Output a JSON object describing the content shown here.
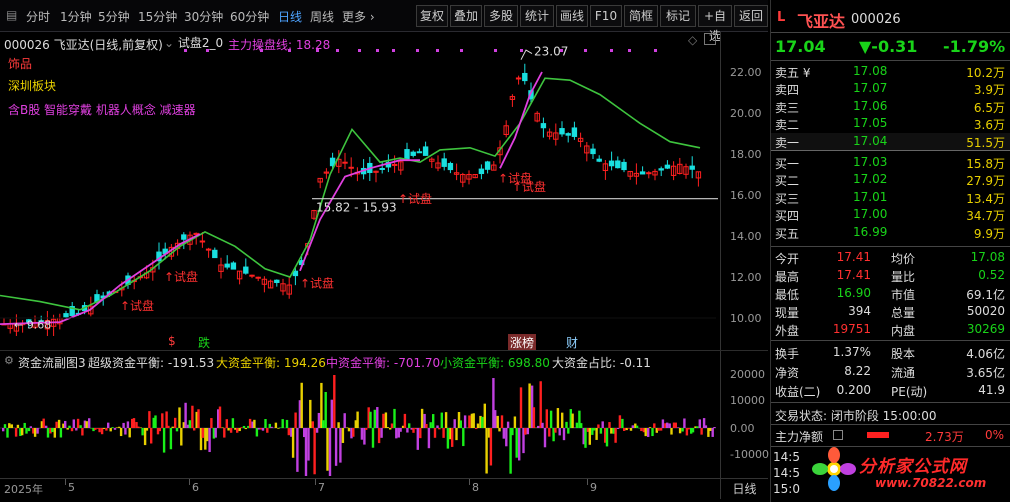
{
  "toolbar": {
    "periods": [
      "分时",
      "1分钟",
      "5分钟",
      "15分钟",
      "30分钟",
      "60分钟",
      "日线",
      "周线",
      "更多 ›"
    ],
    "active_period": "日线",
    "buttons": [
      "复权",
      "叠加",
      "多股",
      "统计",
      "画线",
      "F10",
      "简框",
      "标记",
      "+自选",
      "返回"
    ]
  },
  "chart": {
    "code_title": "000026 飞亚达(日线,前复权)",
    "indicator_name": "试盘2_0",
    "indicator_line_label": "主力操盘线: 18.28",
    "tags": [
      "饰品",
      "深圳板块",
      "含B股 智能穿戴 机器人概念 减速器"
    ],
    "price_axis": [
      "22.00",
      "20.00",
      "18.00",
      "16.00",
      "14.00",
      "12.00",
      "10.00"
    ],
    "high_marker": "23.07",
    "low_marker": "9.68",
    "range_label": "15.82 - 15.93",
    "trial_label": "试盘",
    "event_markers": [
      "$",
      "跌",
      "涨榜",
      "财"
    ],
    "x_axis": [
      "2025年",
      "5",
      "6",
      "7",
      "8",
      "9"
    ],
    "x_axis_period": "日线"
  },
  "flow": {
    "title": "资金流副图3",
    "items": [
      {
        "label": "超级资金平衡: -191.53",
        "color": "#dddddd"
      },
      {
        "label": "大资金平衡: 194.26",
        "color": "#e8d000"
      },
      {
        "label": "中资金平衡: -701.70",
        "color": "#e040e0"
      },
      {
        "label": "小资金平衡: 698.80",
        "color": "#19d419"
      },
      {
        "label": "大资金占比: -0.11",
        "color": "#dddddd"
      }
    ],
    "axis": [
      "20000",
      "10000",
      "0.00",
      "-10000"
    ]
  },
  "quote": {
    "marker": "L",
    "name": "飞亚达",
    "code": "000026",
    "price": "17.04",
    "change": "▼-0.31",
    "change_pct": "-1.79%",
    "asks": [
      {
        "label": "卖五 ¥",
        "price": "17.08",
        "vol": "10.2万"
      },
      {
        "label": "卖四",
        "price": "17.07",
        "vol": "3.9万"
      },
      {
        "label": "卖三",
        "price": "17.06",
        "vol": "6.5万"
      },
      {
        "label": "卖二",
        "price": "17.05",
        "vol": "3.6万"
      },
      {
        "label": "卖一",
        "price": "17.04",
        "vol": "51.5万"
      }
    ],
    "bids": [
      {
        "label": "买一",
        "price": "17.03",
        "vol": "15.8万"
      },
      {
        "label": "买二",
        "price": "17.02",
        "vol": "27.9万"
      },
      {
        "label": "买三",
        "price": "17.01",
        "vol": "13.4万"
      },
      {
        "label": "买四",
        "price": "17.00",
        "vol": "34.7万"
      },
      {
        "label": "买五",
        "price": "16.99",
        "vol": "9.9万"
      }
    ],
    "stats": [
      {
        "l1": "今开",
        "v1": "17.41",
        "c1": "red",
        "l2": "均价",
        "v2": "17.08",
        "c2": "green"
      },
      {
        "l1": "最高",
        "v1": "17.41",
        "c1": "red",
        "l2": "量比",
        "v2": "0.52",
        "c2": "green"
      },
      {
        "l1": "最低",
        "v1": "16.90",
        "c1": "green",
        "l2": "市值",
        "v2": "69.1亿",
        "c2": "white"
      },
      {
        "l1": "现量",
        "v1": "394",
        "c1": "white",
        "l2": "总量",
        "v2": "50020",
        "c2": "white"
      },
      {
        "l1": "外盘",
        "v1": "19751",
        "c1": "red",
        "l2": "内盘",
        "v2": "30269",
        "c2": "green"
      }
    ],
    "stats2": [
      {
        "l1": "换手",
        "v1": "1.37%",
        "l2": "股本",
        "v2": "4.06亿"
      },
      {
        "l1": "净资",
        "v1": "8.22",
        "l2": "流通",
        "v2": "3.65亿"
      },
      {
        "l1": "收益(二)",
        "v1": "0.200",
        "l2": "PE(动)",
        "v2": "41.9"
      }
    ],
    "trade_status": "交易状态: 闭市阶段 15:00:00",
    "net_flow_label": "主力净额",
    "net_flow_value": "2.73万",
    "net_flow_pct": "0%",
    "times": [
      "14:5",
      "14:5",
      "15:0"
    ],
    "watermark": "分析家公式网",
    "watermark_url": "www.70822.com"
  },
  "colors": {
    "up": "#ff2020",
    "down": "#19e0e0",
    "ma": "#3ec43e",
    "main_line": "#e040e0"
  }
}
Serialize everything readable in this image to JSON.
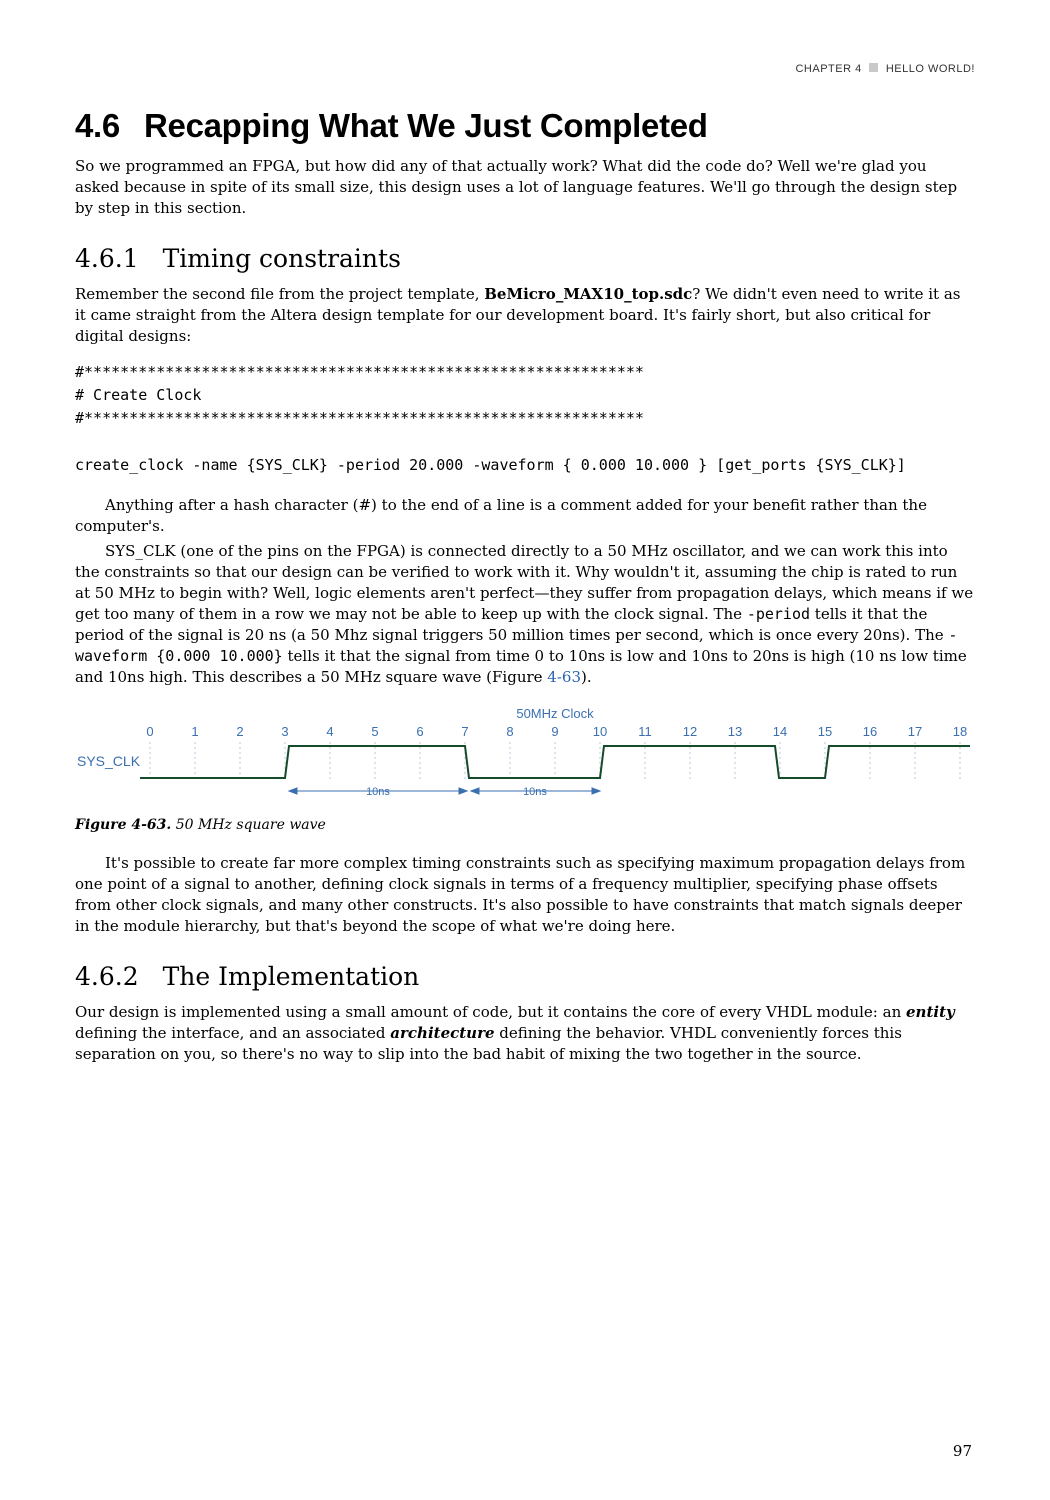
{
  "running_head": {
    "left": "CHAPTER 4",
    "right": "HELLO WORLD!"
  },
  "h1": {
    "num": "4.6",
    "title": "Recapping What We Just Completed"
  },
  "intro": "So we programmed an FPGA, but how did any of that actually work? What did the code do? Well we're glad you asked because in spite of its small size, this design uses a lot of language features. We'll go through the design step by step in this section.",
  "s461": {
    "num": "4.6.1",
    "title": "Timing constraints",
    "p1a": "Remember the second file from the project template, ",
    "p1bold": "BeMicro_MAX10_top.sdc",
    "p1b": "? We didn't even need to write it as it came straight from the Altera design template for our development board. It's fairly short, but also critical for digital designs:",
    "code": "#**************************************************************\n# Create Clock\n#**************************************************************\n\ncreate_clock -name {SYS_CLK} -period 20.000 -waveform { 0.000 10.000 } [get_ports {SYS_CLK}]",
    "p2": "Anything after a hash character (#) to the end of a line is a comment added for your benefit rather than the computer's.",
    "p3a": "SYS_CLK (one of the pins on the FPGA) is connected directly to a 50 MHz oscillator, and we can work this into the constraints so that our design can be verified to work with it. Why wouldn't it, assuming the chip is rated to run at 50 MHz to begin with? Well, logic elements aren't perfect—they suffer from propagation delays, which means if we get too many of them in a row we may not be able to keep up with the clock signal. The ",
    "p3code1": "-period",
    "p3b": " tells it that the period of the signal is 20 ns (a 50 Mhz signal triggers 50 million times per second, which is once every 20ns). The ",
    "p3code2": "-waveform {0.000 10.000}",
    "p3c": " tells it that the signal from time 0 to 10ns is low and 10ns to 20ns is high (10 ns low time and 10ns high. This describes a 50 MHz square wave (Figure ",
    "p3link": "4-63",
    "p3d": ").",
    "p4": "It's possible to create far more complex timing constraints such as specifying maximum propagation delays from one point of a signal to another, defining clock signals in terms of a frequency multiplier, specifying phase offsets from other clock signals, and many other constructs. It's also possible to have constraints that match signals deeper in the module hierarchy, but that's beyond the scope of what we're doing here."
  },
  "figure": {
    "title": "50MHz Clock",
    "signal_label": "SYS_CLK",
    "ticks": [
      "0",
      "1",
      "2",
      "3",
      "4",
      "5",
      "6",
      "7",
      "8",
      "9",
      "10",
      "11",
      "12",
      "13",
      "14",
      "15",
      "16",
      "17",
      "18"
    ],
    "dim1": "10ns",
    "dim2": "10ns",
    "caption_label": "Figure 4-63.",
    "caption_text": "50 MHz square wave"
  },
  "s462": {
    "num": "4.6.2",
    "title": "The Implementation",
    "p1a": "Our design is implemented using a small amount of code, but it contains the core of every VHDL module: an ",
    "p1em1": "entity",
    "p1b": " defining the interface, and an associated ",
    "p1em2": "architecture",
    "p1c": " defining the behavior. VHDL conveniently forces this separation on you, so there's no way to slip into the bad habit of mixing the two together in the source."
  },
  "page_number": "97",
  "chart_data": {
    "type": "timing-diagram",
    "title": "50MHz Clock",
    "signals": [
      {
        "name": "SYS_CLK",
        "period_ns": 20,
        "duty_cycle": 0.5,
        "low_time_ns": 10,
        "high_time_ns": 10
      }
    ],
    "x_ticks": [
      0,
      1,
      2,
      3,
      4,
      5,
      6,
      7,
      8,
      9,
      10,
      11,
      12,
      13,
      14,
      15,
      16,
      17,
      18
    ],
    "transitions_approx": [
      3,
      7,
      10,
      14
    ],
    "annotations": [
      {
        "label": "10ns",
        "from_tick": 3,
        "to_tick": 7
      },
      {
        "label": "10ns",
        "from_tick": 7,
        "to_tick": 10
      }
    ]
  }
}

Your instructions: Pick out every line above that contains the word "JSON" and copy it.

Task result:
Output a JSON object describing the content shown here.
Serialize everything readable in this image to JSON.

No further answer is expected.